The majority of people who pay attention, have noted higher bills with no changes in use..
It's a rip off.
I'm thinking on turning off the main breaker, and run the genset 50% of the time and see if the KW use drops accordingly.. I'll bet it doesn't.
I suspect the "smart meters" measure true power, that is both the resistive and reactive power. Your old spinning wheel power meter can only measure resistive (power factor = 1). If you have any power factor lower than unity and you measure consumed power the way an electrical engineer would greater than that measured by a "old" power meter.
So you may have a significantly less then unity power factor (high inductive loads, motors, welders, improperly used transformers, etc.) You didn't pay for this reactive load because your power company couldn't measure it, at least not for a residential customer. It did and does cost the power company money to produce this reactive power. Now, because of an improved measurement meter you are likely being charged for it. OR perhaps the old meter was just inaccurate (unlikely) and recording low. OR the new meter is also inaccurate (very unlikely) and recording high.

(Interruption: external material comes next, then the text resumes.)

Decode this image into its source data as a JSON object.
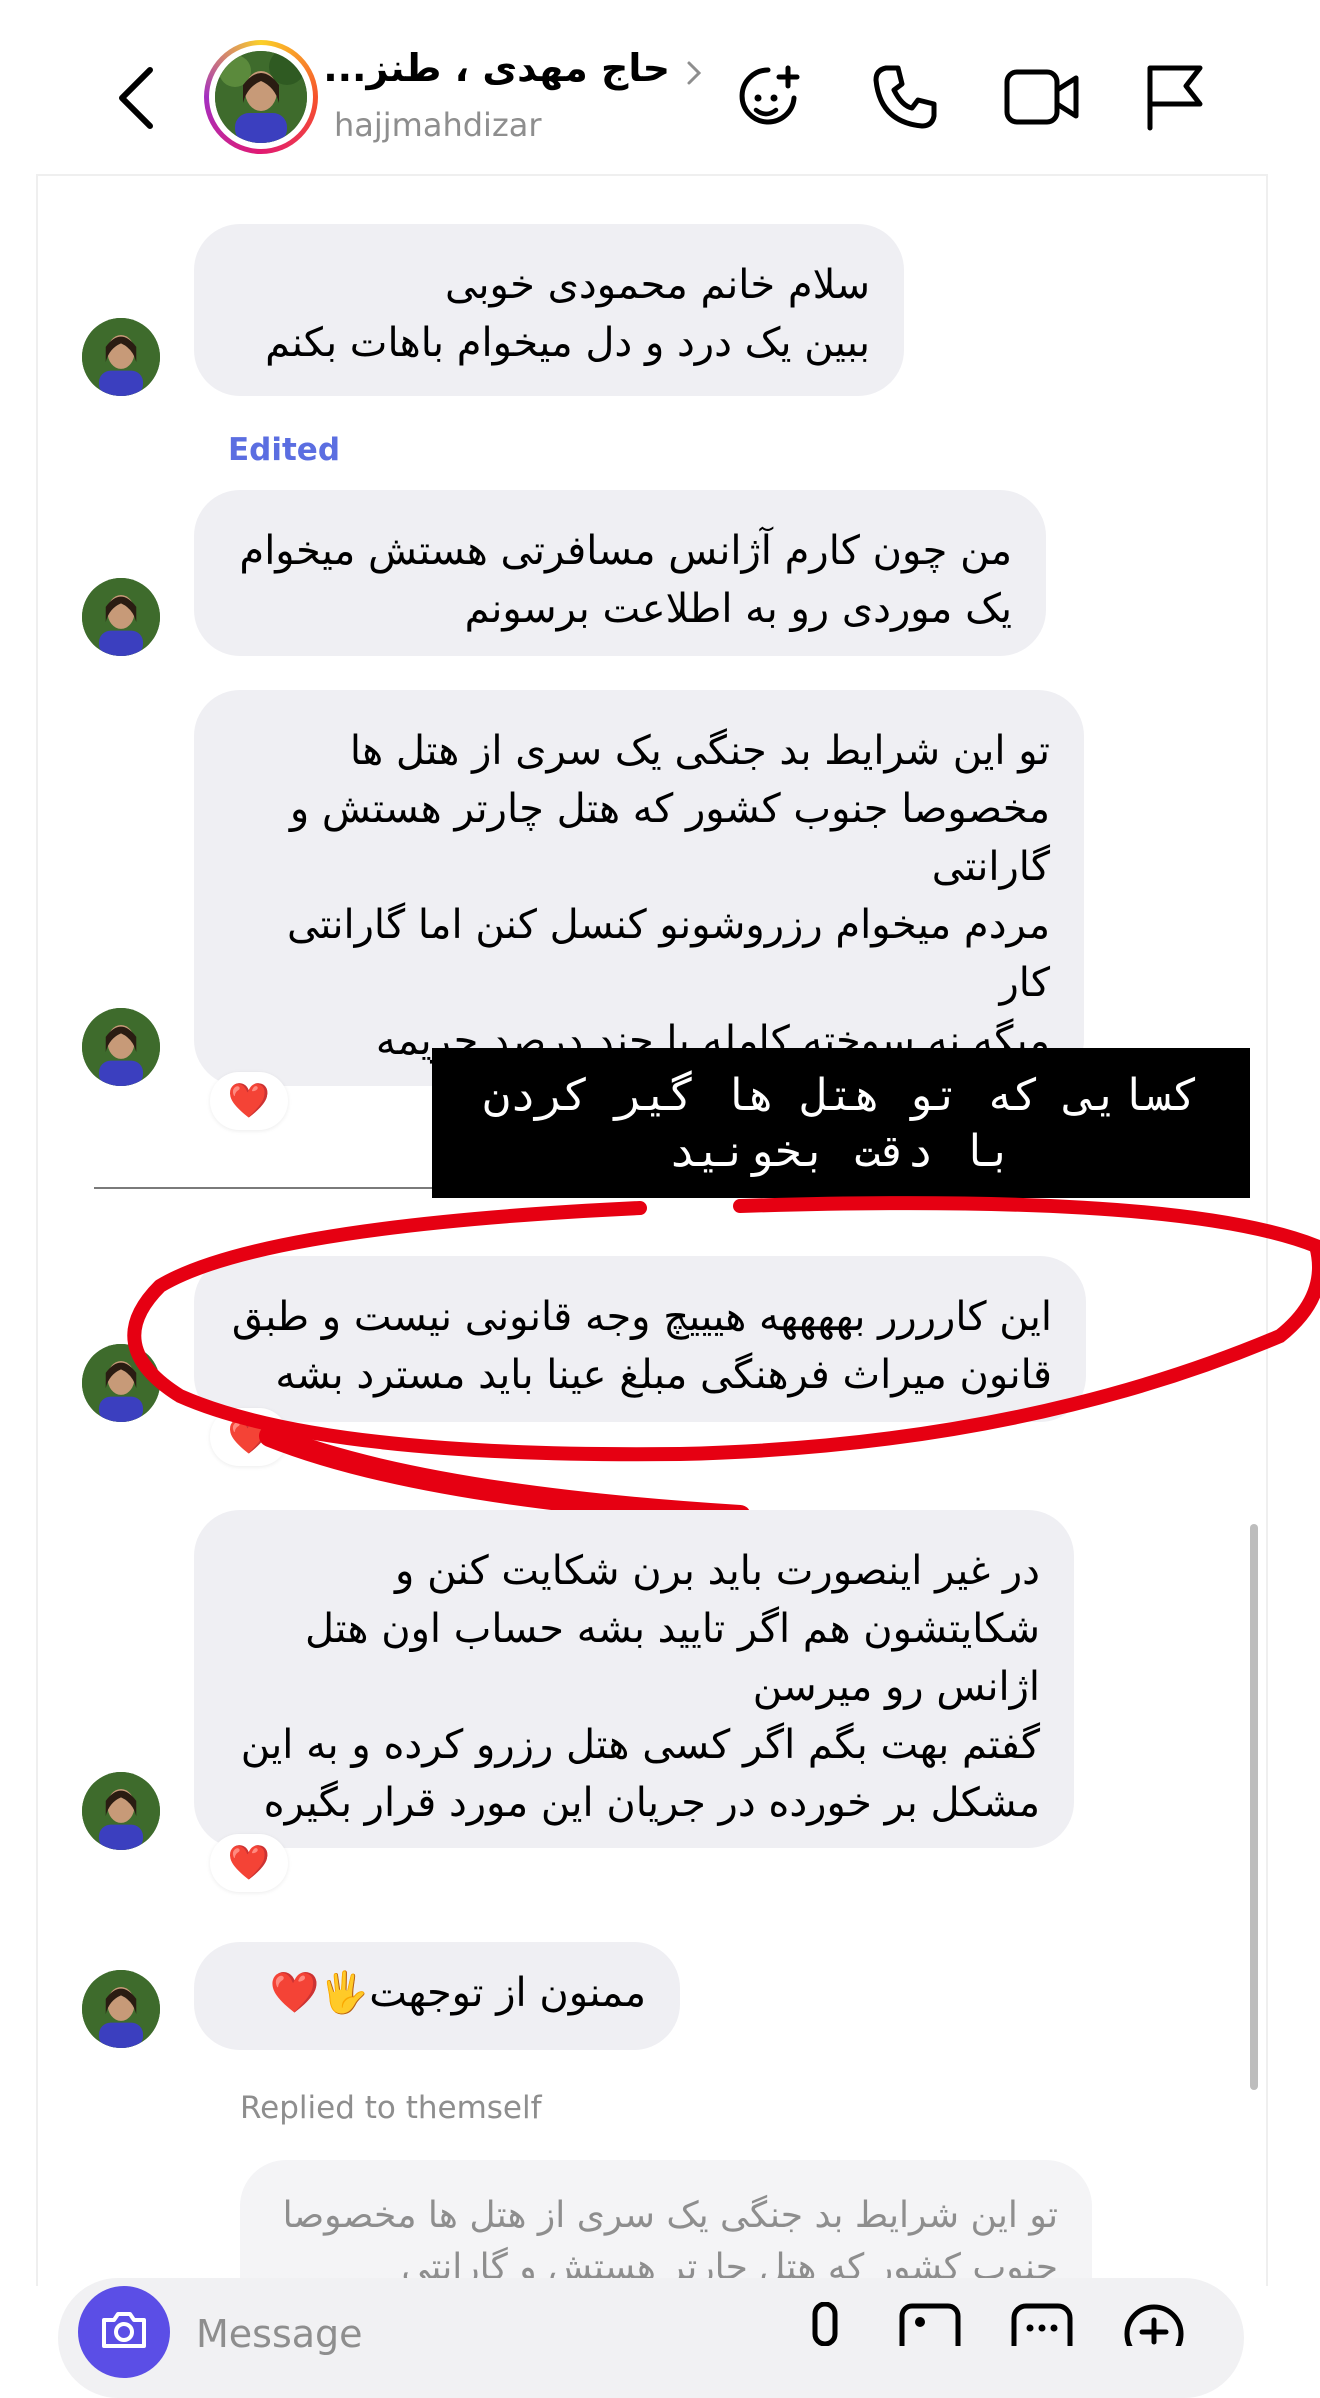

It will take considerable effort to get a technical and regulatory understanding of the situation.
1. Since power companies are regulated utilities, your state will have some published residential rate schedule. Get that schedule from the commission or agency that regulates them. Get the technical specs as to what power they are measuring and allowed to charge for. In my state the residential rate schedule only allows resistive power measurement. It may have changed with the introduction of "smart meters".
2. Research you specific brand and model of smart meter. Get this info from the meter manufacturer. It will not be the power company. Determine the options for configuring the "smart" meter. I suspect most are general purpose designs and have lots of configurable options. You need to know how your electric company uses it.
3. Measure your power load and power factor.
4. Ask the power company for your usage record both pre and post "smart meter". You may have to your regulated utility agency involved to get this.
5. Challenge the power company on the accuracy of the "smart meter". Insist on the "manufacture's" calibration acceptance data. You will need to get to know the utility company's engineering department for this information.
6. If you have low power factor most of the time, install commercial grade load compensation capacitors.
OR just take the easy way out and just pay the bill.
IF you have low power factor and run your generator you will also be generating the reactive power you can't use (i.e. no useful physics work).